Report each line from the listing that the string "forms" appears in.

*** Provided entries ***

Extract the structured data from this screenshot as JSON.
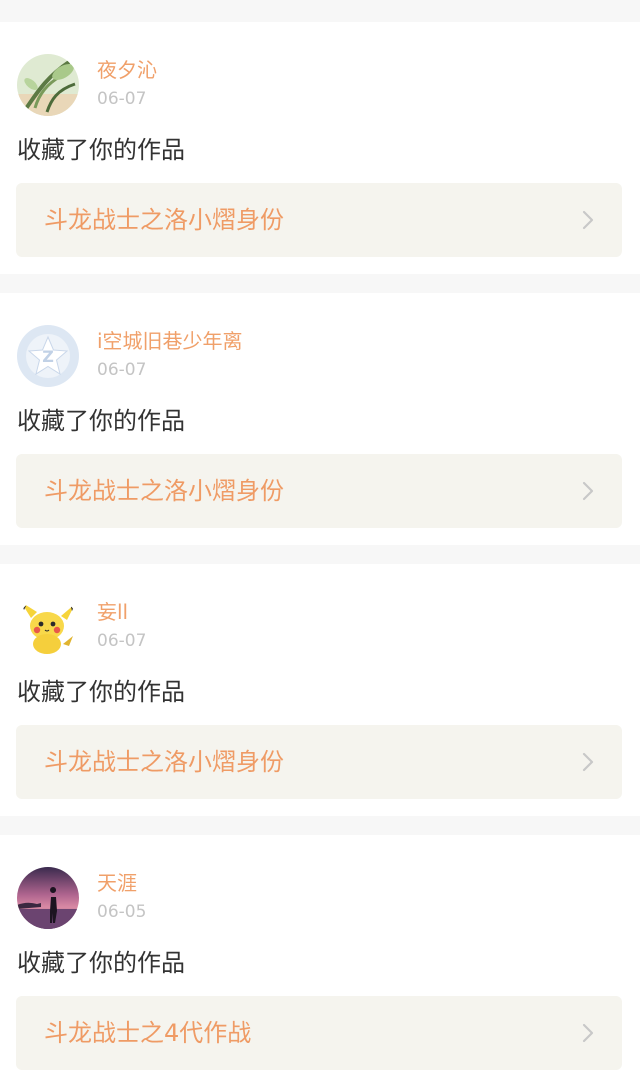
{
  "notifications": [
    {
      "username": "夜夕沁",
      "date": "06-07",
      "action": "收藏了你的作品",
      "work_title": "斗龙战士之洛小熠身份",
      "avatar": "plant-illustration-avatar"
    },
    {
      "username": "i空城旧巷少年离",
      "date": "06-07",
      "action": "收藏了你的作品",
      "work_title": "斗龙战士之洛小熠身份",
      "avatar": "default-star-avatar"
    },
    {
      "username": "妄ll",
      "date": "06-07",
      "action": "收藏了你的作品",
      "work_title": "斗龙战士之洛小熠身份",
      "avatar": "pikachu-avatar"
    },
    {
      "username": "天涯",
      "date": "06-05",
      "action": "收藏了你的作品",
      "work_title": "斗龙战士之4代作战",
      "avatar": "sunset-silhouette-avatar"
    }
  ],
  "colors": {
    "username": "#f0a06a",
    "date": "#c4c4c4",
    "action_text": "#333333",
    "link_bg": "#f5f4ee",
    "link_text": "#ef9b65",
    "chevron": "#c8c8c8",
    "page_bg": "#f7f7f7"
  },
  "icons": {
    "chevron": "chevron-right-icon"
  }
}
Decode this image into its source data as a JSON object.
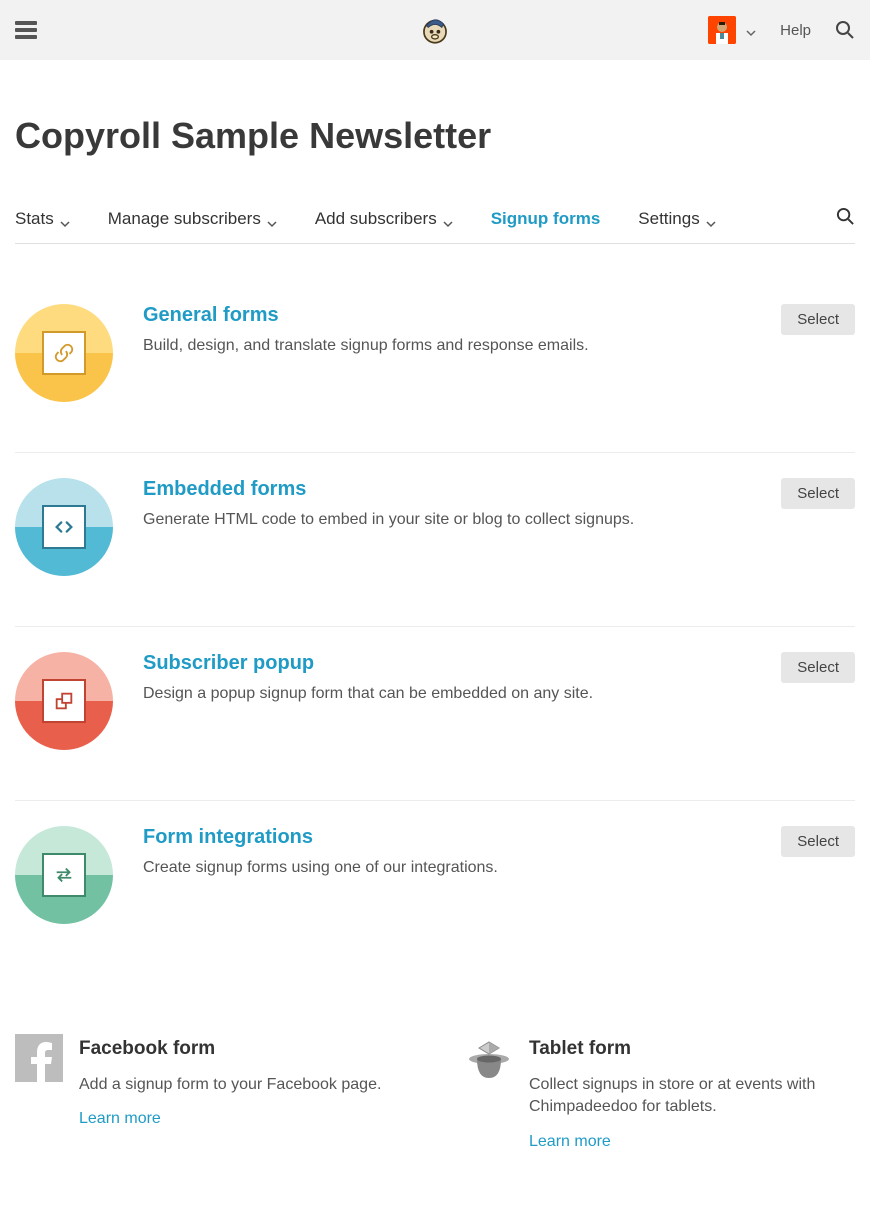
{
  "header": {
    "help_label": "Help"
  },
  "page": {
    "title": "Copyroll Sample Newsletter"
  },
  "tabs": {
    "stats": "Stats",
    "manage": "Manage subscribers",
    "add": "Add subscribers",
    "signup": "Signup forms",
    "settings": "Settings"
  },
  "select_label": "Select",
  "forms": [
    {
      "title": "General forms",
      "desc": "Build, design, and translate signup forms and response emails."
    },
    {
      "title": "Embedded forms",
      "desc": "Generate HTML code to embed in your site or blog to collect signups."
    },
    {
      "title": "Subscriber popup",
      "desc": "Design a popup signup form that can be embedded on any site."
    },
    {
      "title": "Form integrations",
      "desc": "Create signup forms using one of our integrations."
    }
  ],
  "extras": {
    "facebook": {
      "title": "Facebook form",
      "desc": "Add a signup form to your Facebook page.",
      "link": "Learn more"
    },
    "tablet": {
      "title": "Tablet form",
      "desc": "Collect signups in store or at events with Chimpadeedoo for tablets.",
      "link": "Learn more"
    }
  }
}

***

* **Response area**:
    "signup": "Signup forms",
  "forms": [
      "title": "General forms",
      "desc": "Build, design, and translate signup forms and response emails."
      "title": "Embedded forms",
      "desc": "Create signup forms using one of our integrations."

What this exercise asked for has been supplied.